Those hurlers aren’t the only prime starters KC took in the 2018 draft, so there’s more where they came from. And the bullpen has had rough moments this season, but it’s still pretty good.
So, pitching probably won’t do it. Who might get the Royals’ ear, though, is Ronald Acuna Jr., a power hitter who brought 81 homers in four seasons to Atlanta’s table this year, including 14 in 46 games last season and 17 already in 2021. Acuna could more than offset Jorge Soler’s season-long slump and KC could use some production.
But a deal for Acuna isn’t going to happen. The Braves certainly aren’t letting him go, at least not unless Kansas City is prepared to give up Benintendi and a lot more than they could or should. Even if Atlanta could bring itself to even think about trading Acuna, the package of current Royals and prospects the Braves would demand in return is too prohibitive for Kansas City to consider.

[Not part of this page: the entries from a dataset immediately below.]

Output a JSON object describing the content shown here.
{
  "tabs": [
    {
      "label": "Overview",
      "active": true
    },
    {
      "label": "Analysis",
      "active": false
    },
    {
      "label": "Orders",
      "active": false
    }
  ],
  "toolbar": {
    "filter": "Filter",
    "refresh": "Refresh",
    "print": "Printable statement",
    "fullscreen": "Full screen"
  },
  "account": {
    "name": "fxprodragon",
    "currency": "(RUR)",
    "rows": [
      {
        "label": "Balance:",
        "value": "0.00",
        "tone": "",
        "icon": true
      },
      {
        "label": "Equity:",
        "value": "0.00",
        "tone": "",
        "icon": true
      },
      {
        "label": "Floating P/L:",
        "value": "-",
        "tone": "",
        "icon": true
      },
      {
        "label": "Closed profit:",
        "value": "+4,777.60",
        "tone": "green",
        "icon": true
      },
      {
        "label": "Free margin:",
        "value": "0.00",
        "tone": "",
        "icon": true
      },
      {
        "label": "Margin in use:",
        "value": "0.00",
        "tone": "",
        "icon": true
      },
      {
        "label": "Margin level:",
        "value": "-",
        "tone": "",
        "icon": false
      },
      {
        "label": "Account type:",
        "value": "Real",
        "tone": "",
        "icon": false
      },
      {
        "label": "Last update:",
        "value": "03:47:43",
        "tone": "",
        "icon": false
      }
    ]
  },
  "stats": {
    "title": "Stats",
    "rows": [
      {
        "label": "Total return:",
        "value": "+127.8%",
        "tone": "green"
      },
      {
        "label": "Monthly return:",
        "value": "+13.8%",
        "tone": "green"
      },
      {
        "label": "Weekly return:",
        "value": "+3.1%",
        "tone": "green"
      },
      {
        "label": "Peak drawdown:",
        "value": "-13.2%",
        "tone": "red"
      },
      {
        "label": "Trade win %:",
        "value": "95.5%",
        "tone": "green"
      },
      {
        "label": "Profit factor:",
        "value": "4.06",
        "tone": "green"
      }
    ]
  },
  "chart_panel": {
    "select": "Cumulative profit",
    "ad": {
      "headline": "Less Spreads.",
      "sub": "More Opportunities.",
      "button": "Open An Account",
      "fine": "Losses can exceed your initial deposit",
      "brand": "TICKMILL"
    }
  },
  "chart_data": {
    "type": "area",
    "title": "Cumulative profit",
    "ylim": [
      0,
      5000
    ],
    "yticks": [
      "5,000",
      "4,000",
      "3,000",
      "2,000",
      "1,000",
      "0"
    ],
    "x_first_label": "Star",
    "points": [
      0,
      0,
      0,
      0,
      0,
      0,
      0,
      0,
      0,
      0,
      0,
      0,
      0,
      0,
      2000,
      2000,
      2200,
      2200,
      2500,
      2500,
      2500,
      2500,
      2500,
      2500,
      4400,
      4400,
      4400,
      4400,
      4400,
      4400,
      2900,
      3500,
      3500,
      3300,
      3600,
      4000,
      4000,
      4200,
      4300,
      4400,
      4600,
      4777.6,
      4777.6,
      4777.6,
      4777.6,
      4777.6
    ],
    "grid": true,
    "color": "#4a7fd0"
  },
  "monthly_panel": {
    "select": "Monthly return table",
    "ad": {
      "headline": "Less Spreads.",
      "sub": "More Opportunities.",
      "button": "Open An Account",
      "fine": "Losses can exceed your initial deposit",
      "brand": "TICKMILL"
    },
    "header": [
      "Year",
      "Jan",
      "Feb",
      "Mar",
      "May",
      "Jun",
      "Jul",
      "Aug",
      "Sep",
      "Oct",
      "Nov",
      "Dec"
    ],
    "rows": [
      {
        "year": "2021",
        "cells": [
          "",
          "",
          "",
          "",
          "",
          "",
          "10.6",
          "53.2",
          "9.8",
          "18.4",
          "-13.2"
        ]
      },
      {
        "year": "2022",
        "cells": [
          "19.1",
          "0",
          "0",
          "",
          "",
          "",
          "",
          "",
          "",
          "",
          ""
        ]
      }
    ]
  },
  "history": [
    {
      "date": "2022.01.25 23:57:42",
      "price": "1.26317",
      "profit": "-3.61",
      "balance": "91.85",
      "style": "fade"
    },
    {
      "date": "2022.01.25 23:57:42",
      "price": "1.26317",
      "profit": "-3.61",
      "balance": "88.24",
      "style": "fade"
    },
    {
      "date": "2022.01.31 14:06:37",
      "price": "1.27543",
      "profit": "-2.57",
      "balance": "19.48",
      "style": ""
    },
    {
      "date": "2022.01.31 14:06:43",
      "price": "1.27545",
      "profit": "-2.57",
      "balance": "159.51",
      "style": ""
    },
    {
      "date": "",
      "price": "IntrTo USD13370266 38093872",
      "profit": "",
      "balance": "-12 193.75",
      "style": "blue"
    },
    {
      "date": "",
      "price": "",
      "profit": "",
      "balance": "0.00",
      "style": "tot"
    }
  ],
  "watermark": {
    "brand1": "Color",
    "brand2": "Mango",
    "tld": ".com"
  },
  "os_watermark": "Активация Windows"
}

KC isn’t going to break apart what should be a serious contender in 2022.
And after Acuna, there isn’t much on Atlanta’s roster at this point that might seriously tempt the Royals to move Benintendi, or that the Braves would consider sacrificing to get him.
Owens and Tomahawk Take have some excellent ideas about how to replace Marcell Ozuna and, from Atlanta’s perspective, Benintendi is one of them. But it’s the kind of deal the KC Royals just aren’t going to make.
The Braves need a left fielder. They won’t be getting Andrew Benintendi.